## Exercise details:
Copy every line that holds the string "title" from the data below.

== Listed entries ==

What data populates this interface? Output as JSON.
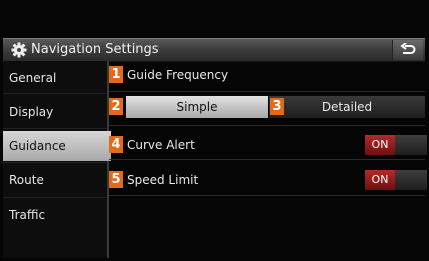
{
  "header": {
    "title": "Navigation Settings",
    "gear_icon": "gear-icon",
    "back_icon": "back-arrow-icon"
  },
  "sidebar": {
    "items": [
      {
        "label": "General"
      },
      {
        "label": "Display"
      },
      {
        "label": "Guidance",
        "active": true
      },
      {
        "label": "Route"
      },
      {
        "label": "Traffic"
      }
    ]
  },
  "settings": {
    "guide_frequency": {
      "number": "1",
      "label": "Guide Frequency",
      "simple_number": "2",
      "simple_label": "Simple",
      "detailed_number": "3",
      "detailed_label": "Detailed",
      "selected": "Simple"
    },
    "curve_alert": {
      "number": "4",
      "label": "Curve Alert",
      "state": "ON"
    },
    "speed_limit": {
      "number": "5",
      "label": "Speed Limit",
      "state": "ON"
    }
  },
  "colors": {
    "accent": "#e36a1c",
    "toggle_on": "#b52a2a",
    "selected_tab": "#c8c8c8"
  }
}
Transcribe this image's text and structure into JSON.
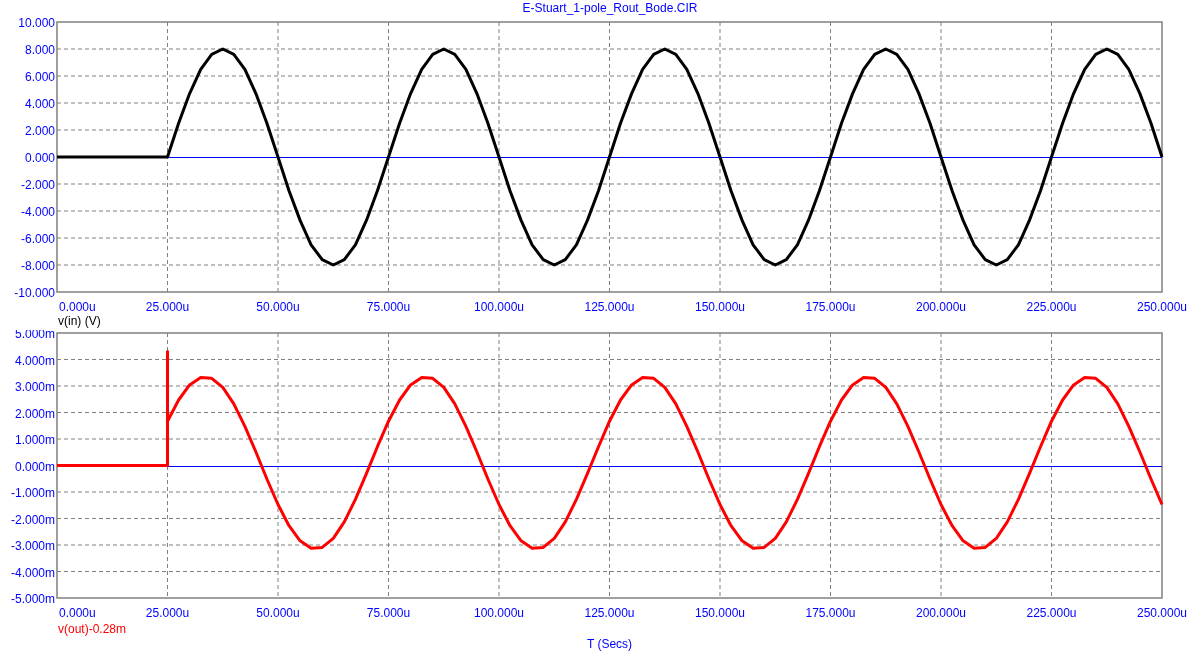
{
  "window": {
    "title": "E-Stuart_1-pole_Rout_Bode.CIR"
  },
  "plots": [
    {
      "chart_data": {
        "type": "line",
        "grid": true,
        "ref_lines": [
          {
            "axis": "y",
            "value": 0,
            "color": "#0000ff"
          }
        ],
        "xlim": [
          0,
          250
        ],
        "ylim": [
          -10,
          10
        ],
        "xticks": [
          {
            "value": 0,
            "label": "0.000u"
          },
          {
            "value": 25,
            "label": "25.000u"
          },
          {
            "value": 50,
            "label": "50.000u"
          },
          {
            "value": 75,
            "label": "75.000u"
          },
          {
            "value": 100,
            "label": "100.000u"
          },
          {
            "value": 125,
            "label": "125.000u"
          },
          {
            "value": 150,
            "label": "150.000u"
          },
          {
            "value": 175,
            "label": "175.000u"
          },
          {
            "value": 200,
            "label": "200.000u"
          },
          {
            "value": 225,
            "label": "225.000u"
          },
          {
            "value": 250,
            "label": "250.000u"
          }
        ],
        "yticks": [
          {
            "value": 10,
            "label": "10.000"
          },
          {
            "value": 8,
            "label": "8.000"
          },
          {
            "value": 6,
            "label": "6.000"
          },
          {
            "value": 4,
            "label": "4.000"
          },
          {
            "value": 2,
            "label": "2.000"
          },
          {
            "value": 0,
            "label": "0.000"
          },
          {
            "value": -2,
            "label": "-2.000"
          },
          {
            "value": -4,
            "label": "-4.000"
          },
          {
            "value": -6,
            "label": "-6.000"
          },
          {
            "value": -8,
            "label": "-8.000"
          },
          {
            "value": -10,
            "label": "-10.000"
          }
        ],
        "x": [
          0,
          2.5,
          5,
          7.5,
          10,
          12.5,
          15,
          17.5,
          20,
          22.5,
          25,
          27.5,
          30,
          32.5,
          35,
          37.5,
          40,
          42.5,
          45,
          47.5,
          50,
          52.5,
          55,
          57.5,
          60,
          62.5,
          65,
          67.5,
          70,
          72.5,
          75,
          77.5,
          80,
          82.5,
          85,
          87.5,
          90,
          92.5,
          95,
          97.5,
          100,
          102.5,
          105,
          107.5,
          110,
          112.5,
          115,
          117.5,
          120,
          122.5,
          125,
          127.5,
          130,
          132.5,
          135,
          137.5,
          140,
          142.5,
          145,
          147.5,
          150,
          152.5,
          155,
          157.5,
          160,
          162.5,
          165,
          167.5,
          170,
          172.5,
          175,
          177.5,
          180,
          182.5,
          185,
          187.5,
          190,
          192.5,
          195,
          197.5,
          200,
          202.5,
          205,
          207.5,
          210,
          212.5,
          215,
          217.5,
          220,
          222.5,
          225,
          227.5,
          230,
          232.5,
          235,
          237.5,
          240,
          242.5,
          245,
          247.5,
          250
        ],
        "series": [
          {
            "name": "v(in) (V)",
            "color": "#000000",
            "values": [
              0,
              0,
              0,
              0,
              0,
              0,
              0,
              0,
              0,
              0,
              0,
              2.5,
              4.7,
              6.5,
              7.6,
              8,
              7.6,
              6.5,
              4.7,
              2.5,
              0,
              -2.5,
              -4.7,
              -6.5,
              -7.6,
              -8,
              -7.6,
              -6.5,
              -4.7,
              -2.5,
              0,
              2.5,
              4.7,
              6.5,
              7.6,
              8,
              7.6,
              6.5,
              4.7,
              2.5,
              0,
              -2.5,
              -4.7,
              -6.5,
              -7.6,
              -8,
              -7.6,
              -6.5,
              -4.7,
              -2.5,
              0,
              2.5,
              4.7,
              6.5,
              7.6,
              8,
              7.6,
              6.5,
              4.7,
              2.5,
              0,
              -2.5,
              -4.7,
              -6.5,
              -7.6,
              -8,
              -7.6,
              -6.5,
              -4.7,
              -2.5,
              0,
              2.5,
              4.7,
              6.5,
              7.6,
              8,
              7.6,
              6.5,
              4.7,
              2.5,
              0,
              -2.5,
              -4.7,
              -6.5,
              -7.6,
              -8,
              -7.6,
              -6.5,
              -4.7,
              -2.5,
              0,
              2.5,
              4.7,
              6.5,
              7.6,
              8,
              7.6,
              6.5,
              4.7,
              2.5,
              0
            ]
          }
        ]
      }
    },
    {
      "chart_data": {
        "type": "line",
        "grid": true,
        "ref_lines": [
          {
            "axis": "y",
            "value": 0,
            "color": "#0000ff"
          }
        ],
        "xlabel": "T (Secs)",
        "xlim": [
          0,
          250
        ],
        "ylim": [
          -5,
          5
        ],
        "xticks": [
          {
            "value": 0,
            "label": "0.000u"
          },
          {
            "value": 25,
            "label": "25.000u"
          },
          {
            "value": 50,
            "label": "50.000u"
          },
          {
            "value": 75,
            "label": "75.000u"
          },
          {
            "value": 100,
            "label": "100.000u"
          },
          {
            "value": 125,
            "label": "125.000u"
          },
          {
            "value": 150,
            "label": "150.000u"
          },
          {
            "value": 175,
            "label": "175.000u"
          },
          {
            "value": 200,
            "label": "200.000u"
          },
          {
            "value": 225,
            "label": "225.000u"
          },
          {
            "value": 250,
            "label": "250.000u"
          }
        ],
        "yticks": [
          {
            "value": 5,
            "label": "5.000m"
          },
          {
            "value": 4,
            "label": "4.000m"
          },
          {
            "value": 3,
            "label": "3.000m"
          },
          {
            "value": 2,
            "label": "2.000m"
          },
          {
            "value": 1,
            "label": "1.000m"
          },
          {
            "value": 0,
            "label": "0.000m"
          },
          {
            "value": -1,
            "label": "-1.000m"
          },
          {
            "value": -2,
            "label": "-2.000m"
          },
          {
            "value": -3,
            "label": "-3.000m"
          },
          {
            "value": -4,
            "label": "-4.000m"
          },
          {
            "value": -5,
            "label": "-5.000m"
          }
        ],
        "x": [
          0,
          2.5,
          5,
          7.5,
          10,
          12.5,
          15,
          17.5,
          20,
          22.5,
          25,
          25,
          25,
          27.5,
          30,
          32.5,
          35,
          37.5,
          40,
          42.5,
          45,
          47.5,
          50,
          52.5,
          55,
          57.5,
          60,
          62.5,
          65,
          67.5,
          70,
          72.5,
          75,
          77.5,
          80,
          82.5,
          85,
          87.5,
          90,
          92.5,
          95,
          97.5,
          100,
          102.5,
          105,
          107.5,
          110,
          112.5,
          115,
          117.5,
          120,
          122.5,
          125,
          127.5,
          130,
          132.5,
          135,
          137.5,
          140,
          142.5,
          145,
          147.5,
          150,
          152.5,
          155,
          157.5,
          160,
          162.5,
          165,
          167.5,
          170,
          172.5,
          175,
          177.5,
          180,
          182.5,
          185,
          187.5,
          190,
          192.5,
          195,
          197.5,
          200,
          202.5,
          205,
          207.5,
          210,
          212.5,
          215,
          217.5,
          220,
          222.5,
          225,
          227.5,
          230,
          232.5,
          235,
          237.5,
          240,
          242.5,
          245,
          247.5,
          250
        ],
        "series": [
          {
            "name": "v(out)-0.28m",
            "color": "#ff0000",
            "values": [
              0,
              0,
              0,
              0,
              0,
              0,
              0,
              0,
              0,
              0,
              0,
              4.3,
              1.67,
              2.47,
              3.04,
              3.32,
              3.29,
              2.95,
              2.33,
              1.48,
              0.51,
              -0.51,
              -1.47,
              -2.27,
              -2.84,
              -3.12,
              -3.09,
              -2.75,
              -2.13,
              -1.28,
              -0.31,
              0.71,
              1.67,
              2.47,
              3.04,
              3.32,
              3.29,
              2.95,
              2.33,
              1.48,
              0.51,
              -0.51,
              -1.47,
              -2.27,
              -2.84,
              -3.12,
              -3.09,
              -2.75,
              -2.13,
              -1.28,
              -0.31,
              0.71,
              1.67,
              2.47,
              3.04,
              3.32,
              3.29,
              2.95,
              2.33,
              1.48,
              0.51,
              -0.51,
              -1.47,
              -2.27,
              -2.84,
              -3.12,
              -3.09,
              -2.75,
              -2.13,
              -1.28,
              -0.31,
              0.71,
              1.67,
              2.47,
              3.04,
              3.32,
              3.29,
              2.95,
              2.33,
              1.48,
              0.51,
              -0.51,
              -1.47,
              -2.27,
              -2.84,
              -3.12,
              -3.09,
              -2.75,
              -2.13,
              -1.28,
              -0.31,
              0.71,
              1.67,
              2.47,
              3.04,
              3.32,
              3.29,
              2.95,
              2.33,
              1.48,
              0.51,
              -0.51,
              -1.47
            ]
          }
        ]
      }
    }
  ]
}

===

## Written solution:
    "title": "Navigation Settings",
    "title": "E-Stuart_1-pole_Rout_Bode.CIR"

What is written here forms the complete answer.